Clean Line strives to develop the Plains & Eastern Clean Line in a manner that is fair to affected Oklahoma landowners and respectful of their property rights. Clean Line has attempted to contact affected landowners in Oklahoma to inform them of the project, seek input and request their voluntary permission to perform ongoing studies and field surveys that support environmental and permitting requirements. Clean Line representatives are available to answer questions and address concerns. Please contact us, and we will respond promptly.
Development of a major infrastructure project requires coordination and review among several entities. The Department of Energy (DOE), in coordination with the Southwestern Power Administration, has completed an extensive environmental review of the Plains & Eastern Clean Line pursuant to the National Environmental Policy Act (NEPA). Numerous Oklahoma state agencies gave input on the routing of the project and the NEPA process, including the Oklahoma Department of Wildlife Conservation, Oklahoma Tourism and Recreation Department and Oklahoma Department of Transportation.
On October 28, 2011, the Oklahoma Corporation Commission (OCC) approved Plains and Eastern Clean Line LLC’s request to conduct business as a public utility in Oklahoma. As an Oklahoma public utility, Clean Line can construct, own, and operate electric transmission lines within the state. To learn more about the filing, please click here.
The project will bring significant economic development, by creating the opportunity for thousands of construction jobs and hundreds of operations jobs to build and maintain the transmission line and wind farms. The Plains & Eastern Clean Line will also make possible billions of dollars of investments in new clean energy projects that could not otherwise be built due to the limitations of the existing electric transmission grid.

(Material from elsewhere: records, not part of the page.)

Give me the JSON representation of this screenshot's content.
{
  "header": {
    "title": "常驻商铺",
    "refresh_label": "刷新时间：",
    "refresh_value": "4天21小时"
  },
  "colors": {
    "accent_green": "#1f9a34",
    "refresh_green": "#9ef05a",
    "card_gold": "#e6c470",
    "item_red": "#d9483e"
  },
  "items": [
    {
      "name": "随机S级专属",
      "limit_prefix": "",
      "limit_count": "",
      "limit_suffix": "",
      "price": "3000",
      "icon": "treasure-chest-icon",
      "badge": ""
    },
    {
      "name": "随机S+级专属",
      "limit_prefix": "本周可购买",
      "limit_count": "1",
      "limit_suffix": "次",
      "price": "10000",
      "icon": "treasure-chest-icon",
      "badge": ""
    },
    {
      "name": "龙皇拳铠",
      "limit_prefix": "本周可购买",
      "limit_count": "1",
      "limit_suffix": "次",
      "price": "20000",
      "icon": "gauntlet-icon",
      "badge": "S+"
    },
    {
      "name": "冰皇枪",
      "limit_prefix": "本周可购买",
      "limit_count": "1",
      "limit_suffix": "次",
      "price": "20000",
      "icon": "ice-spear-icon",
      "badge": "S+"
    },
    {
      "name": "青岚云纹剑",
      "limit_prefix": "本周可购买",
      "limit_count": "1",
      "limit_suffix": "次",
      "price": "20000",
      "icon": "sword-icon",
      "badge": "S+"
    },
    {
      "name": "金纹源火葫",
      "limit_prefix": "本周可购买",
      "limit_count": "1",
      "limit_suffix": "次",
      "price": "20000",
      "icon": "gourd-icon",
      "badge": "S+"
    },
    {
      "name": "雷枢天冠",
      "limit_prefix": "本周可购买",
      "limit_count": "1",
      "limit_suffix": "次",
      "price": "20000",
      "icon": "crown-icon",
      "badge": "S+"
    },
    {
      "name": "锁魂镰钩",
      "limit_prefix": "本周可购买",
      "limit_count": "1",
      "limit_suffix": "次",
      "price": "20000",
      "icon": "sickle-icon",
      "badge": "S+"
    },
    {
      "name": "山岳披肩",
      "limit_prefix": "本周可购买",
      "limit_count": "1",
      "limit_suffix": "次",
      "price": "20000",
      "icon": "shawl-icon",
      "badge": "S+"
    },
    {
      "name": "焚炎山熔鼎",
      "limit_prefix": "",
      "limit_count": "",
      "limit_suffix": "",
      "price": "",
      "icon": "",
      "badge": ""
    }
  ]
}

Local communities will benefit from increased revenues from both the transmission line infrastructure and supporting wind farms. According to the U.S. Department of Energy’s Final Environmental Impact Statement, in the first year of operation, Clean Line will pay an estimated $13 million in ad valorem taxes to Oklahoma counties and rural communities where the electric transmission project is located. Payments would continue to be made annually for as long as the line is in service and would support local schools and other community services. In addition to these payments, Clean Line has also committed to pay more than $3 million in voluntary infrastructure payments to counties in Oklahoma.
Clean Line estimates it will make over $35 million in payments to Oklahoma landowners for easements, structure payments and other compensation. Landowners will be able to continue farming the land within the easement and may use the property in other ways that are compatible with the electric transmission line.
In addition, businesses like Pelco Structural and Siemens that are involved in the wind energy and transmission supply chains will see increased demand for their products and services as a result of the construction of the project and associated wind farms.
Citizens across the region will benefit from cleaner air as a result of the new wind energy enabled by the Plains & Eastern Clean Line project, as that energy will displace more polluting forms of electric generation.
It is not likely that utilities in Oklahoma will buy wind power from the Plains & Eastern Clean Line as they are so close to strong wind resources and do not need to use the Plains & Eastern Clean Line to access affordable clean energy. Because of this, based on current regulations we do not see any costs from our project being borne by Oklahoma rate payers.
Every landowner’s property is different, and without knowing all the specifics it is difficult to say definitively what impact, if any, the proposed transmission line would have on a property. However, the relationship between transmission lines and property values has been the subject of systematic research for nearly 50 years. Clean Line commissioned Tom Priestly to perform a review of this body of research. His review concluded that these studies show that being close to electric transmission lines can have little or no negative long-term effects on residential property values, with average impacts ranging from no effect on value to a decrease in value of up to 10 percent. To see a full copy of the report, please click here. All that said, landowners will be compensated for 100% of the fee value of the land in which the easement area is located and will receive additional payments if they have structures on their land.
Beginning in May 2016, Clean Line will conduct field surveys for the Plains & Eastern Clean Line transmission project with a focus on the identification of aquatic, biological, and cultural resources. Multiple contractors and subcontractors will be working across the project area in Oklahoma, Arkansas and Tennessee to support this effort. Land agents for Plains & Eastern are contacting landowners to obtain survey permission, provide notification of survey activities, and answer questions. Clean Line is only surveying parcels where voluntary, written survey consent was granted. Clean Line will reach out to landowners in advance to notify them of the survey activities.
If you have any questions about the project or the surveys Clean Line is conducting, please call one of our project representatives toll-free at (877) 573-2851 or email us at firstname.lastname@example.org.